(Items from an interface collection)
▽

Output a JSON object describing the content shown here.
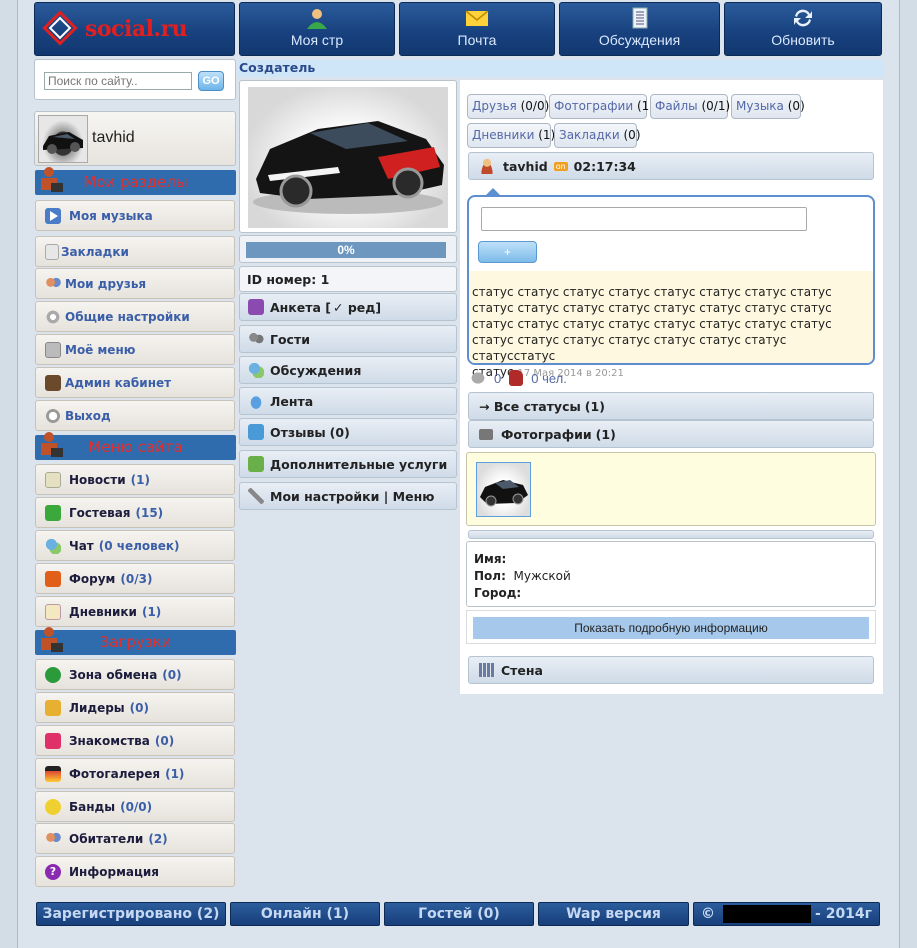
{
  "logo": {
    "text": "social.ru"
  },
  "nav": [
    {
      "label": "Моя стр",
      "icon": "user-icon"
    },
    {
      "label": "Почта",
      "icon": "mail-icon"
    },
    {
      "label": "Обсуждения",
      "icon": "document-icon"
    },
    {
      "label": "Обновить",
      "icon": "refresh-icon"
    }
  ],
  "search": {
    "placeholder": "Поиск по сайту..",
    "button": "GO"
  },
  "user": {
    "name": "tavhid"
  },
  "sections": {
    "my": "Мои разделы",
    "site": "Меню сайта",
    "downloads": "Загрузки"
  },
  "my_menu": [
    {
      "label": "Моя музыка"
    },
    {
      "label": "Закладки"
    },
    {
      "label": "Мои друзья"
    },
    {
      "label": "Общие настройки"
    },
    {
      "label": "Моё меню"
    },
    {
      "label": "Админ кабинет"
    },
    {
      "label": "Выход"
    }
  ],
  "site_menu": [
    {
      "label": "Новости",
      "count": "(1)"
    },
    {
      "label": "Гостевая",
      "count": "(15)"
    },
    {
      "label": "Чат",
      "count": "(0 человек)"
    },
    {
      "label": "Форум",
      "count": "(0/3)"
    },
    {
      "label": "Дневники",
      "count": "(1)"
    }
  ],
  "downloads_menu": [
    {
      "label": "Зона обмена",
      "count": "(0)"
    },
    {
      "label": "Лидеры",
      "count": "(0)"
    },
    {
      "label": "Знакомства",
      "count": "(0)"
    },
    {
      "label": "Фотогалерея",
      "count": "(1)"
    },
    {
      "label": "Банды",
      "count": "(0/0)"
    },
    {
      "label": "Обитатели",
      "count": "(2)"
    },
    {
      "label": "Информация",
      "count": ""
    }
  ],
  "profile": {
    "role": "Создатель",
    "progress": "0%",
    "progress_value": 0,
    "id_label": "ID номер: 1",
    "anketa": "Анкета [",
    "anketa_edit": "✓ ред]"
  },
  "mid_menu": [
    {
      "label": "Гости",
      "count": ""
    },
    {
      "label": "Обсуждения",
      "count": ""
    },
    {
      "label": "Лента",
      "count": ""
    },
    {
      "label": "Отзывы",
      "count": "(0)"
    },
    {
      "label": "Дополнительные услуги",
      "count": ""
    },
    {
      "label": "Мои настройки | Меню",
      "count": ""
    }
  ],
  "tags": [
    {
      "label": "Друзья",
      "count": "(0/0)"
    },
    {
      "label": "Фотографии",
      "count": "(1)"
    },
    {
      "label": "Файлы",
      "count": "(0/1)"
    },
    {
      "label": "Музыка",
      "count": "(0)"
    },
    {
      "label": "Дневники",
      "count": "(1)"
    },
    {
      "label": "Закладки",
      "count": "(0)"
    }
  ],
  "status_head": {
    "name": "tavhid",
    "badge": "on",
    "time": "02:17:34"
  },
  "status_box": {
    "button": "+",
    "lines": [
      "статус статус статус статус статус статус статус статус",
      "статус статус статус статус статус статус статус статус",
      "статус статус статус статус статус статус статус статус",
      "статус статус статус статус статус статус статус статусстатус"
    ],
    "last_word": "статус",
    "date": "17 Мая 2014 в 20:21"
  },
  "likes": {
    "comments": "0",
    "people": "0 чел."
  },
  "all_statuses": {
    "label": "→ Все статусы",
    "count": "(1)"
  },
  "photos": {
    "label": "Фотографии",
    "count": "(1)"
  },
  "info": {
    "name_label": "Имя:",
    "gender_label": "Пол:",
    "gender_value": "Мужской",
    "city_label": "Город:",
    "more_button": "Показать подробную информацию"
  },
  "wall": {
    "label": "Стена"
  },
  "footer": [
    {
      "label": "Зарегистрировано (2)"
    },
    {
      "label": "Онлайн (1)"
    },
    {
      "label": "Гостей (0)"
    },
    {
      "label": "Wap версия"
    }
  ],
  "copyright": {
    "prefix": "©",
    "suffix": "- 2014г"
  }
}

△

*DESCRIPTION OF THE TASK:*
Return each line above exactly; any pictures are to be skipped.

*TASK RESULT:*
Output a JSON object describing the content shown here.
{
  "logo": {
    "text": "social.ru"
  },
  "nav": [
    {
      "label": "Моя стр",
      "icon": "user-icon"
    },
    {
      "label": "Почта",
      "icon": "mail-icon"
    },
    {
      "label": "Обсуждения",
      "icon": "document-icon"
    },
    {
      "label": "Обновить",
      "icon": "refresh-icon"
    }
  ],
  "search": {
    "placeholder": "Поиск по сайту..",
    "button": "GO"
  },
  "user": {
    "name": "tavhid"
  },
  "sections": {
    "my": "Мои разделы",
    "site": "Меню сайта",
    "downloads": "Загрузки"
  },
  "my_menu": [
    {
      "label": "Моя музыка"
    },
    {
      "label": "Закладки"
    },
    {
      "label": "Мои друзья"
    },
    {
      "label": "Общие настройки"
    },
    {
      "label": "Моё меню"
    },
    {
      "label": "Админ кабинет"
    },
    {
      "label": "Выход"
    }
  ],
  "site_menu": [
    {
      "label": "Новости",
      "count": "(1)"
    },
    {
      "label": "Гостевая",
      "count": "(15)"
    },
    {
      "label": "Чат",
      "count": "(0 человек)"
    },
    {
      "label": "Форум",
      "count": "(0/3)"
    },
    {
      "label": "Дневники",
      "count": "(1)"
    }
  ],
  "downloads_menu": [
    {
      "label": "Зона обмена",
      "count": "(0)"
    },
    {
      "label": "Лидеры",
      "count": "(0)"
    },
    {
      "label": "Знакомства",
      "count": "(0)"
    },
    {
      "label": "Фотогалерея",
      "count": "(1)"
    },
    {
      "label": "Банды",
      "count": "(0/0)"
    },
    {
      "label": "Обитатели",
      "count": "(2)"
    },
    {
      "label": "Информация",
      "count": ""
    }
  ],
  "profile": {
    "role": "Создатель",
    "progress": "0%",
    "progress_value": 0,
    "id_label": "ID номер: 1",
    "anketa": "Анкета [",
    "anketa_edit": "✓ ред]"
  },
  "mid_menu": [
    {
      "label": "Гости",
      "count": ""
    },
    {
      "label": "Обсуждения",
      "count": ""
    },
    {
      "label": "Лента",
      "count": ""
    },
    {
      "label": "Отзывы",
      "count": "(0)"
    },
    {
      "label": "Дополнительные услуги",
      "count": ""
    },
    {
      "label": "Мои настройки | Меню",
      "count": ""
    }
  ],
  "tags": [
    {
      "label": "Друзья",
      "count": "(0/0)"
    },
    {
      "label": "Фотографии",
      "count": "(1)"
    },
    {
      "label": "Файлы",
      "count": "(0/1)"
    },
    {
      "label": "Музыка",
      "count": "(0)"
    },
    {
      "label": "Дневники",
      "count": "(1)"
    },
    {
      "label": "Закладки",
      "count": "(0)"
    }
  ],
  "status_head": {
    "name": "tavhid",
    "badge": "on",
    "time": "02:17:34"
  },
  "status_box": {
    "button": "+",
    "lines": [
      "статус статус статус статус статус статус статус статус",
      "статус статус статус статус статус статус статус статус",
      "статус статус статус статус статус статус статус статус",
      "статус статус статус статус статус статус статус статусстатус"
    ],
    "last_word": "статус",
    "date": "17 Мая 2014 в 20:21"
  },
  "likes": {
    "comments": "0",
    "people": "0 чел."
  },
  "all_statuses": {
    "label": "→ Все статусы",
    "count": "(1)"
  },
  "photos": {
    "label": "Фотографии",
    "count": "(1)"
  },
  "info": {
    "name_label": "Имя:",
    "gender_label": "Пол:",
    "gender_value": "Мужской",
    "city_label": "Город:",
    "more_button": "Показать подробную информацию"
  },
  "wall": {
    "label": "Стена"
  },
  "footer": [
    {
      "label": "Зарегистрировано (2)"
    },
    {
      "label": "Онлайн (1)"
    },
    {
      "label": "Гостей (0)"
    },
    {
      "label": "Wap версия"
    }
  ],
  "copyright": {
    "prefix": "©",
    "suffix": "- 2014г"
  }
}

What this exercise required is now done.